Amazon.com (NASDAQ:AMZN) is having a banner year in 2017. At the end of November, share prices have skyrocketed 60% higher year to date. Here's a quick recap of how Amazon pulled off this market-smashing performance, just in case you need a reminder.
Steady as she goes
A steady drumbeat of impressive business results provided a strong foundation for this year's massive gains.
Amazon smashed Wall Street's earnings estimates in February's report of last year's holiday quarter. Three months later, the e-commerce giant surpassed all expectations in the first quarter. The company took a breather from earnings surprises in the second quarter, but the third-quarter update absolutely crushed Wall Street's targets.
The Amazon Web Services (AWS) division is boosting Amazon's bottom-line profits in a big way while the Prime free shipping club keeps online shoppers loyal. Together, this one-two punch delivers plenty of shareholder value.
What's going on?

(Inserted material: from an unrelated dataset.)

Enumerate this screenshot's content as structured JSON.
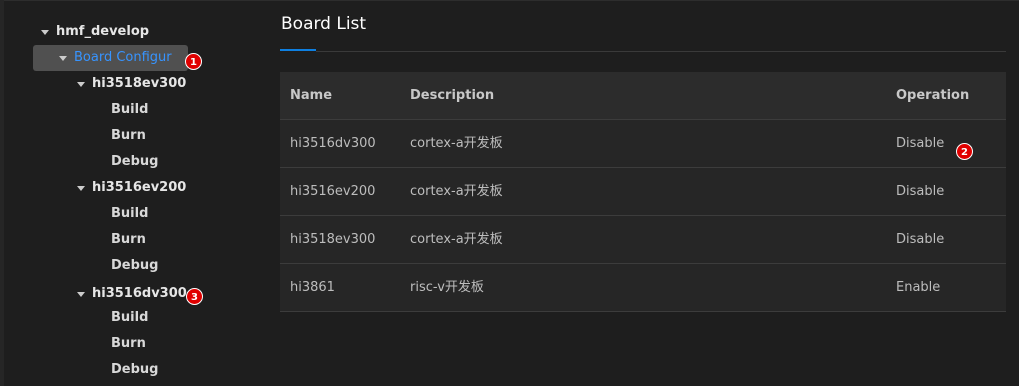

We Amazon investors had plenty of news to keep us busy along the way to these earnings-based milestones.
- A fantastically successful Prime Day event saw sales rising 60% year over year while "tens of millions" of Prime members took advantage of the day's deals. With just three years of history under its belt, Amazon's private Black Friday is already the online shopping event of the summer.
- In a blockbuster $13.7 billion deal, Amazon bought upscale supermarket chain Whole Foods Market. The companies wasted no time closing their merger -- the deal was announced in June, met regulatory approvals two months later, and closed the following Monday.
- Thanks to the stock's indomitable long-term gains, founder and CEO Jeff Bezos passed Microsoft founder Bill Gates to become the world's richest man. As of this writing, Bezos' 17% stake in Amazon is worth a mind-blowing $100.3 billion.
Many investors write Amazon off due to its sky-high price-to-earnings ratio. The stock currently trades at 300 times trailing earnings and 150 times forward estimates.
But those figures are a product of Amazon's tax accounting procedures. Net income may have stopped at just $1.9 billion over the last four quarters, but free cash flows clocked in at $7.2 billion. EBITDA profits, which arguably measure a company's operating income in its purest form, have nearly tripled over the last three years to stop at a cool $14 billion. There are many ways to measure a company's profitability, and Amazon comes out looking like a cash machine in most cases.
The Whole Foods buyout is taking Amazon down some brand-new paths, and makes the company more comparable to traditional retailers with networks of brick-and-mortar stores. That being said, Whole Foods represents approximately 10% of Amazon's total sales and won't move the company's needle very far. The deal's long-term effects may be more powerful, but it's not a game changer in the short run.